As a follow-up to my article on how to create the perfect ‘about us’ page, I thought it would be useful to look this week at what makes a good product page. Any business owner with an ecommerce site will know the importance of having a well put together product page, and here are my top 5 tips for how to ensure your visitors don’t get turned off when they make it to the product level of your website.
1. Keep Descriptions Concise and Relevant
When people have reached your product page, you don’t want to bore them with a big chunk of descriptive copy, but a brief, factual and gently persuasive description may be just the push they need. The tone and style needs to be tailored towards your audience – I quite like the playful tone used by Firebox in the example below, but what works for them will not work for everyone.
2. Use Big Call To Actions
Okay, I’m ready to hit the purchase button – don’t make me hunt for it. Too many product pages have an add to cart button which is either too small or too far down the page to be easily visible. The button itself should be big, colourful and clear.
3. Avoid Too Many Distractions
Normal best practice for websites dictates that you should make it as easy as possible for users to navigate from page to page on your website. The exception to this rule is the product page – once you have users here, you want them to click on that buy button, not visit your facebook page or read your latest blog posts (however interesting they may be). Keep your product page as minimalist and uncluttered as possible (the Green & Blacks page below is a good example).
4. Minimise Page Loading Times
In order for users to trust your site enough to enter their card details and spend money on it, everything needs to run smoothly, particularly as they progress towards the transaction stage. If your product page takes forever to load, then that puts doubt into the shopper’s mind – will the site crash when I try to make a purchase? And will I still get charged?
For this reason it pays to keep your product pages as basic as you can – a big, extravagantly designed page may look great, but you could lose out on sales as users will take only seconds to get bored of your unreponsive site and go elsewhere (just look at how simple the Green & Blacks product page is).
5. Establish your Credibility
For a new customer, purchasing on a website (unless it is a famous, recognised brand) is something of an act of faith. You can help them feel more comfortble buying from you by emphasising the things the show you are a reputable company – reviews, testimonials, social media shares, and product guarantees.
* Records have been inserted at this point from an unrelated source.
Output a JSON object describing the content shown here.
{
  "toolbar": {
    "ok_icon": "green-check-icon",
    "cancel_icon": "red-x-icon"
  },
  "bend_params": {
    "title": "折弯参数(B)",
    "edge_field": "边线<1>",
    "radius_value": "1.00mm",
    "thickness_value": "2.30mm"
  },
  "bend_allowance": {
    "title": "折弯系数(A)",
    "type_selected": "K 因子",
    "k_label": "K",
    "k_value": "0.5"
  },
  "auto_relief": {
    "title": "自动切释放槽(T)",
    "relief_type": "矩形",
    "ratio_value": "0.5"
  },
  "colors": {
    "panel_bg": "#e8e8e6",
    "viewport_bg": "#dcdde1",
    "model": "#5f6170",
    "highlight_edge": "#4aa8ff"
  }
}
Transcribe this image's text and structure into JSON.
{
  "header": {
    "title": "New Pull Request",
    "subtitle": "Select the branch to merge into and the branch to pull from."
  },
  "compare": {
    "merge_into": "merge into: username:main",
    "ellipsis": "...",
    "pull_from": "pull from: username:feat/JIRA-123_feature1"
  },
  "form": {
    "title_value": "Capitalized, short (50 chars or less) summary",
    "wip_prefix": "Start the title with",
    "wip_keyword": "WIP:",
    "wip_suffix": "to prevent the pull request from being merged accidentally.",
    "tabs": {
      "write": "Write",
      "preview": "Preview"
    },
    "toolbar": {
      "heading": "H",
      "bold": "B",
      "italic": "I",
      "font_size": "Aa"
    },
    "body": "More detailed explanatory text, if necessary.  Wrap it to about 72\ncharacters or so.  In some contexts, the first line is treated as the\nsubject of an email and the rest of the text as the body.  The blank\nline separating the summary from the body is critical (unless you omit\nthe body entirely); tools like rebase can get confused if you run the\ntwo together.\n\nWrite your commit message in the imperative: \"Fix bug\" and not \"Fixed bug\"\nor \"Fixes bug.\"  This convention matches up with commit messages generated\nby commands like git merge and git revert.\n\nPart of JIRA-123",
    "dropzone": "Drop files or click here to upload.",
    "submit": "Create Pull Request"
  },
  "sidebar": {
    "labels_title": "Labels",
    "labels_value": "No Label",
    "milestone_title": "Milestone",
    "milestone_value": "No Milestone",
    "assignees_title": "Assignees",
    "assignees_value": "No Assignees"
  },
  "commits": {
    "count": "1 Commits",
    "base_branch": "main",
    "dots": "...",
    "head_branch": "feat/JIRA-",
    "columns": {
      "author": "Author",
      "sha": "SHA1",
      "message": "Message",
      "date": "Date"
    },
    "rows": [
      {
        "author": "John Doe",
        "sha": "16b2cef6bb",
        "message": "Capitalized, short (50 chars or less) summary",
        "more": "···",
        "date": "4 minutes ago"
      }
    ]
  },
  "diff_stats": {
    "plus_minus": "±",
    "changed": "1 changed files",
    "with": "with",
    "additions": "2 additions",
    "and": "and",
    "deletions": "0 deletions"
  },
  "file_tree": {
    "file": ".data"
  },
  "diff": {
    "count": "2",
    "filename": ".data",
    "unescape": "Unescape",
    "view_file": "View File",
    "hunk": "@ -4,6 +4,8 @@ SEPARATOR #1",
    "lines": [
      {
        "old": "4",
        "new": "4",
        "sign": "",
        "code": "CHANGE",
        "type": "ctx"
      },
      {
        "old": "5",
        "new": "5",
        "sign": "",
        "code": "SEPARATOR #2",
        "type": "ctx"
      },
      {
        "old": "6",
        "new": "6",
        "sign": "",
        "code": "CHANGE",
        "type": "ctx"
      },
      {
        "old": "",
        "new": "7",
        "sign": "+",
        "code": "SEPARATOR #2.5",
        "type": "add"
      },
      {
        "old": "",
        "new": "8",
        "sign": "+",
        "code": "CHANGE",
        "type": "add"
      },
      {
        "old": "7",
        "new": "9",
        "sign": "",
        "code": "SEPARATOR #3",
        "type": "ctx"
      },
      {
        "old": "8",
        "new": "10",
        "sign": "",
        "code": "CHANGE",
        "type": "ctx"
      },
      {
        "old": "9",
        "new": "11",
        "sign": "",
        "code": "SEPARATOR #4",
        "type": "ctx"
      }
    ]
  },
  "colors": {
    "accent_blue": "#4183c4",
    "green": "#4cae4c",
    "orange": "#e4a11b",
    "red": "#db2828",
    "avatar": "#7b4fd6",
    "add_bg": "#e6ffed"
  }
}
Experiment with the above tips and your own ideas, and use Google Analytics to see what happens to your product page bounce rates and conversion rates. Let us know how you get on!